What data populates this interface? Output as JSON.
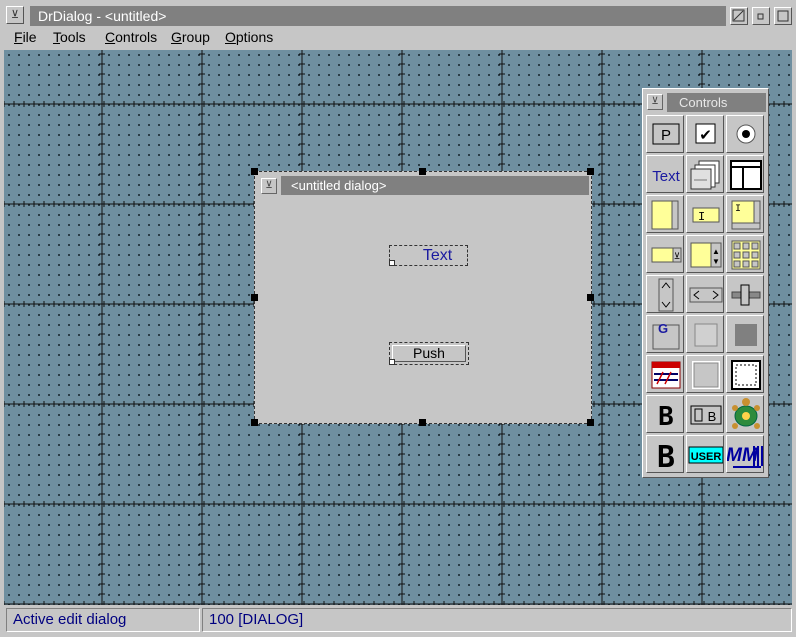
{
  "window": {
    "title": "DrDialog - <untitled>",
    "sysmenu_icon": "window-menu-icon",
    "buttons": [
      "restore-icon",
      "minimize-icon",
      "maximize-icon"
    ]
  },
  "menu": [
    {
      "label": "File",
      "key": "F"
    },
    {
      "label": "Tools",
      "key": "T"
    },
    {
      "label": "Controls",
      "key": "C"
    },
    {
      "label": "Group",
      "key": "G"
    },
    {
      "label": "Options",
      "key": "O"
    }
  ],
  "dialog": {
    "title": "<untitled dialog>",
    "text_control": "Text",
    "push_control": "Push"
  },
  "palette": {
    "title": "Controls",
    "tools": [
      {
        "name": "push-button-tool",
        "label": "P"
      },
      {
        "name": "checkbox-tool",
        "label": "✔"
      },
      {
        "name": "radio-button-tool",
        "label": ""
      },
      {
        "name": "text-tool",
        "label": "Text"
      },
      {
        "name": "notebook-tool",
        "label": ""
      },
      {
        "name": "container-tool",
        "label": ""
      },
      {
        "name": "listbox-tool",
        "label": ""
      },
      {
        "name": "entry-field-tool",
        "label": ""
      },
      {
        "name": "multiline-edit-tool",
        "label": ""
      },
      {
        "name": "combobox-tool",
        "label": ""
      },
      {
        "name": "spin-button-tool",
        "label": ""
      },
      {
        "name": "value-set-tool",
        "label": ""
      },
      {
        "name": "vertical-scrollbar-tool",
        "label": ""
      },
      {
        "name": "horizontal-scrollbar-tool",
        "label": ""
      },
      {
        "name": "slider-tool",
        "label": ""
      },
      {
        "name": "group-box-tool",
        "label": "G"
      },
      {
        "name": "frame-tool",
        "label": ""
      },
      {
        "name": "filled-rect-tool",
        "label": ""
      },
      {
        "name": "canvas-tool",
        "label": ""
      },
      {
        "name": "outline-box-tool",
        "label": ""
      },
      {
        "name": "dashed-box-tool",
        "label": ""
      },
      {
        "name": "bitmap-button-tool",
        "label": "B"
      },
      {
        "name": "icon-button-tool",
        "label": "B"
      },
      {
        "name": "turtle-icon-tool",
        "label": ""
      },
      {
        "name": "large-bitmap-tool",
        "label": "B"
      },
      {
        "name": "user-control-tool",
        "label": "USER"
      },
      {
        "name": "mmpm-control-tool",
        "label": "MM"
      }
    ]
  },
  "status": {
    "left": "Active edit dialog",
    "right": "100 [DIALOG]"
  },
  "colors": {
    "desktop": "#6f8fa0",
    "chrome": "#c6c6c6",
    "title_fill": "#808080",
    "status_text": "#000080",
    "text_blue": "#1a1aa0",
    "note_yellow": "#ffff99",
    "user_cyan": "#00ffff"
  }
}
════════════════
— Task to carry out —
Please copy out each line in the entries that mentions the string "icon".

— Output below —
    "sysmenu_icon": "window-menu-icon",
      "restore-icon",
      "minimize-icon",
      "maximize-icon"
        "name": "icon-button-tool",
        "name": "turtle-icon-tool",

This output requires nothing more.